Excerpts from an interface dataset:
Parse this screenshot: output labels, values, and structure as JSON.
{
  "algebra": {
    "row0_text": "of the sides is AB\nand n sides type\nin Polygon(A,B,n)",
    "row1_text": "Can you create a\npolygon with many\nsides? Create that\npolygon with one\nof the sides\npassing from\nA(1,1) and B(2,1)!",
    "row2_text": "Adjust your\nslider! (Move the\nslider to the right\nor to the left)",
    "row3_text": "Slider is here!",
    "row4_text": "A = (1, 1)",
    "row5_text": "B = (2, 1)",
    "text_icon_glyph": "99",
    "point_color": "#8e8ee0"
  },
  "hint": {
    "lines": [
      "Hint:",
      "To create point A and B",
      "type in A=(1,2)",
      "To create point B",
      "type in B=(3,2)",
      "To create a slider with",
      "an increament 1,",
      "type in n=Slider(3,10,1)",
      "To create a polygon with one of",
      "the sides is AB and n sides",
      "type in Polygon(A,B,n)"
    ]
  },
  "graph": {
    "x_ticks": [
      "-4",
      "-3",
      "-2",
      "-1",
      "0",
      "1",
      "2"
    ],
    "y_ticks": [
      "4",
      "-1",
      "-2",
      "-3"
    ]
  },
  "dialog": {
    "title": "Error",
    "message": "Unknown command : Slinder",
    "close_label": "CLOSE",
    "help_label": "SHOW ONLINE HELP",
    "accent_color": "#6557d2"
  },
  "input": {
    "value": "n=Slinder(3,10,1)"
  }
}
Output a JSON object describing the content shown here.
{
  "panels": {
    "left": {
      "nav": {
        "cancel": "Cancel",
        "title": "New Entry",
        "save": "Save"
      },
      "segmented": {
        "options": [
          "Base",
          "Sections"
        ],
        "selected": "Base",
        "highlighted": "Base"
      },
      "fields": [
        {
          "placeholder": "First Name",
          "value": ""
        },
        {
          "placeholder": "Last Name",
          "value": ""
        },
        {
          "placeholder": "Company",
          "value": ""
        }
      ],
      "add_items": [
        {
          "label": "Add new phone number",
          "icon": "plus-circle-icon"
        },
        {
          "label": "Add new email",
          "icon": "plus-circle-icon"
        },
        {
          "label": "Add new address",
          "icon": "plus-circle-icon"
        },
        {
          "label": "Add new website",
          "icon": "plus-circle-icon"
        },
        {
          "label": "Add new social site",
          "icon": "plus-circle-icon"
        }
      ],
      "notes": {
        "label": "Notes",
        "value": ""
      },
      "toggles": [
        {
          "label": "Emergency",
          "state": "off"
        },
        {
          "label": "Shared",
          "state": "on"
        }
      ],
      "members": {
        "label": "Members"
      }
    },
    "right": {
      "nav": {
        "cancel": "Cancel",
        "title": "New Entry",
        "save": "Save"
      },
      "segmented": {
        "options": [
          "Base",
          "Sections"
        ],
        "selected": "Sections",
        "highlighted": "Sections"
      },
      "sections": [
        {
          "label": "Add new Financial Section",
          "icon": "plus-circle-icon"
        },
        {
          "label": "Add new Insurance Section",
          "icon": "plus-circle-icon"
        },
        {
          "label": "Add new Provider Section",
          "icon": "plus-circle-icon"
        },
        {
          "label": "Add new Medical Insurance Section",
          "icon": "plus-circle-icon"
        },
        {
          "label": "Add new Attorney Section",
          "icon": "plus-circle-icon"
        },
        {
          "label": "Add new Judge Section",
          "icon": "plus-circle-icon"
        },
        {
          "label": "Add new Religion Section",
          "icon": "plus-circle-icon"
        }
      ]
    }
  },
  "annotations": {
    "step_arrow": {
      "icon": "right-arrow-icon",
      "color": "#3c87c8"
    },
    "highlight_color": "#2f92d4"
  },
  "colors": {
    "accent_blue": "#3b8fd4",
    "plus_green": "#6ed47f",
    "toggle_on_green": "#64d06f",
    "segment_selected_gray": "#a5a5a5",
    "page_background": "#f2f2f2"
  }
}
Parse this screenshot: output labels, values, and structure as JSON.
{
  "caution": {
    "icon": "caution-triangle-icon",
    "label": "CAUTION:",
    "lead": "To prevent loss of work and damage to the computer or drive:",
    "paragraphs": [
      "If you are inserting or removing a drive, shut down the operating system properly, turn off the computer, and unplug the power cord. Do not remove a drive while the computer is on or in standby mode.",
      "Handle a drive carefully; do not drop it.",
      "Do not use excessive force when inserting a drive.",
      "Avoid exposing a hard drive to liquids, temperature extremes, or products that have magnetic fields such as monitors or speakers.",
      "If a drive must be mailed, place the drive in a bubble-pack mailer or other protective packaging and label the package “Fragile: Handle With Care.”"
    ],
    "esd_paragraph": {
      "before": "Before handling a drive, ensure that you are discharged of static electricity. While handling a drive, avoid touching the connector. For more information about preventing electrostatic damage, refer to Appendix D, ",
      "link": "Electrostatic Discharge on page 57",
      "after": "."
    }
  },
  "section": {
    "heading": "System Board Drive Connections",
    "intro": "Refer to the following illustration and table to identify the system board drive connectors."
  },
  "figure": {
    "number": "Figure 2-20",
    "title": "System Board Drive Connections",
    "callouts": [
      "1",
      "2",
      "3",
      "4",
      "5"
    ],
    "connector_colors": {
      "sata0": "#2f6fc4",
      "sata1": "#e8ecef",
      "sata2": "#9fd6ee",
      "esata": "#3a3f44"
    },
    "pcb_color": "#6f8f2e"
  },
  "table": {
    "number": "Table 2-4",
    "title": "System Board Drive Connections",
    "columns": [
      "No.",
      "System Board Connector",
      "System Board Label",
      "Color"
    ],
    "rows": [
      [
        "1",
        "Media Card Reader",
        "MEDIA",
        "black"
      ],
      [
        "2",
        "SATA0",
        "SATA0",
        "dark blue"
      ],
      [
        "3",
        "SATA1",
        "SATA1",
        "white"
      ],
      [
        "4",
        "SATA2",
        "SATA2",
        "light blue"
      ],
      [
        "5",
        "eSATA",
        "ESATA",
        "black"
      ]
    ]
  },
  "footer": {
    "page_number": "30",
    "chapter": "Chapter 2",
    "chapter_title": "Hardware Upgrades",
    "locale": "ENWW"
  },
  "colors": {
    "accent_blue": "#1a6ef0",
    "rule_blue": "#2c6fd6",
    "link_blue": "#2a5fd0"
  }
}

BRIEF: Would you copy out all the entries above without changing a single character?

YOUR RESPONSE:
Parse this screenshot: output labels, values, and structure as JSON.
{
  "algebra": {
    "row0_text": "of the sides is AB\nand n sides type\nin Polygon(A,B,n)",
    "row1_text": "Can you create a\npolygon with many\nsides? Create that\npolygon with one\nof the sides\npassing from\nA(1,1) and B(2,1)!",
    "row2_text": "Adjust your\nslider! (Move the\nslider to the right\nor to the left)",
    "row3_text": "Slider is here!",
    "row4_text": "A = (1, 1)",
    "row5_text": "B = (2, 1)",
    "text_icon_glyph": "99",
    "point_color": "#8e8ee0"
  },
  "hint": {
    "lines": [
      "Hint:",
      "To create point A and B",
      "type in A=(1,2)",
      "To create point B",
      "type in B=(3,2)",
      "To create a slider with",
      "an increament 1,",
      "type in n=Slider(3,10,1)",
      "To create a polygon with one of",
      "the sides is AB and n sides",
      "type in Polygon(A,B,n)"
    ]
  },
  "graph": {
    "x_ticks": [
      "-4",
      "-3",
      "-2",
      "-1",
      "0",
      "1",
      "2"
    ],
    "y_ticks": [
      "4",
      "-1",
      "-2",
      "-3"
    ]
  },
  "dialog": {
    "title": "Error",
    "message": "Unknown command : Slinder",
    "close_label": "CLOSE",
    "help_label": "SHOW ONLINE HELP",
    "accent_color": "#6557d2"
  },
  "input": {
    "value": "n=Slinder(3,10,1)"
  }
}
Output a JSON object describing the content shown here.
{
  "panels": {
    "left": {
      "nav": {
        "cancel": "Cancel",
        "title": "New Entry",
        "save": "Save"
      },
      "segmented": {
        "options": [
          "Base",
          "Sections"
        ],
        "selected": "Base",
        "highlighted": "Base"
      },
      "fields": [
        {
          "placeholder": "First Name",
          "value": ""
        },
        {
          "placeholder": "Last Name",
          "value": ""
        },
        {
          "placeholder": "Company",
          "value": ""
        }
      ],
      "add_items": [
        {
          "label": "Add new phone number",
          "icon": "plus-circle-icon"
        },
        {
          "label": "Add new email",
          "icon": "plus-circle-icon"
        },
        {
          "label": "Add new address",
          "icon": "plus-circle-icon"
        },
        {
          "label": "Add new website",
          "icon": "plus-circle-icon"
        },
        {
          "label": "Add new social site",
          "icon": "plus-circle-icon"
        }
      ],
      "notes": {
        "label": "Notes",
        "value": ""
      },
      "toggles": [
        {
          "label": "Emergency",
          "state": "off"
        },
        {
          "label": "Shared",
          "state": "on"
        }
      ],
      "members": {
        "label": "Members"
      }
    },
    "right": {
      "nav": {
        "cancel": "Cancel",
        "title": "New Entry",
        "save": "Save"
      },
      "segmented": {
        "options": [
          "Base",
          "Sections"
        ],
        "selected": "Sections",
        "highlighted": "Sections"
      },
      "sections": [
        {
          "label": "Add new Financial Section",
          "icon": "plus-circle-icon"
        },
        {
          "label": "Add new Insurance Section",
          "icon": "plus-circle-icon"
        },
        {
          "label": "Add new Provider Section",
          "icon": "plus-circle-icon"
        },
        {
          "label": "Add new Medical Insurance Section",
          "icon": "plus-circle-icon"
        },
        {
          "label": "Add new Attorney Section",
          "icon": "plus-circle-icon"
        },
        {
          "label": "Add new Judge Section",
          "icon": "plus-circle-icon"
        },
        {
          "label": "Add new Religion Section",
          "icon": "plus-circle-icon"
        }
      ]
    }
  },
  "annotations": {
    "step_arrow": {
      "icon": "right-arrow-icon",
      "color": "#3c87c8"
    },
    "highlight_color": "#2f92d4"
  },
  "colors": {
    "accent_blue": "#3b8fd4",
    "plus_green": "#6ed47f",
    "toggle_on_green": "#64d06f",
    "segment_selected_gray": "#a5a5a5",
    "page_background": "#f2f2f2"
  }
}
Parse this screenshot: output labels, values, and structure as JSON.
{
  "caution": {
    "icon": "caution-triangle-icon",
    "label": "CAUTION:",
    "lead": "To prevent loss of work and damage to the computer or drive:",
    "paragraphs": [
      "If you are inserting or removing a drive, shut down the operating system properly, turn off the computer, and unplug the power cord. Do not remove a drive while the computer is on or in standby mode.",
      "Handle a drive carefully; do not drop it.",
      "Do not use excessive force when inserting a drive.",
      "Avoid exposing a hard drive to liquids, temperature extremes, or products that have magnetic fields such as monitors or speakers.",
      "If a drive must be mailed, place the drive in a bubble-pack mailer or other protective packaging and label the package “Fragile: Handle With Care.”"
    ],
    "esd_paragraph": {
      "before": "Before handling a drive, ensure that you are discharged of static electricity. While handling a drive, avoid touching the connector. For more information about preventing electrostatic damage, refer to Appendix D, ",
      "link": "Electrostatic Discharge on page 57",
      "after": "."
    }
  },
  "section": {
    "heading": "System Board Drive Connections",
    "intro": "Refer to the following illustration and table to identify the system board drive connectors."
  },
  "figure": {
    "number": "Figure 2-20",
    "title": "System Board Drive Connections",
    "callouts": [
      "1",
      "2",
      "3",
      "4",
      "5"
    ],
    "connector_colors": {
      "sata0": "#2f6fc4",
      "sata1": "#e8ecef",
      "sata2": "#9fd6ee",
      "esata": "#3a3f44"
    },
    "pcb_color": "#6f8f2e"
  },
  "table": {
    "number": "Table 2-4",
    "title": "System Board Drive Connections",
    "columns": [
      "No.",
      "System Board Connector",
      "System Board Label",
      "Color"
    ],
    "rows": [
      [
        "1",
        "Media Card Reader",
        "MEDIA",
        "black"
      ],
      [
        "2",
        "SATA0",
        "SATA0",
        "dark blue"
      ],
      [
        "3",
        "SATA1",
        "SATA1",
        "white"
      ],
      [
        "4",
        "SATA2",
        "SATA2",
        "light blue"
      ],
      [
        "5",
        "eSATA",
        "ESATA",
        "black"
      ]
    ]
  },
  "footer": {
    "page_number": "30",
    "chapter": "Chapter 2",
    "chapter_title": "Hardware Upgrades",
    "locale": "ENWW"
  },
  "colors": {
    "accent_blue": "#1a6ef0",
    "rule_blue": "#2c6fd6",
    "link_blue": "#2a5fd0"
  }
}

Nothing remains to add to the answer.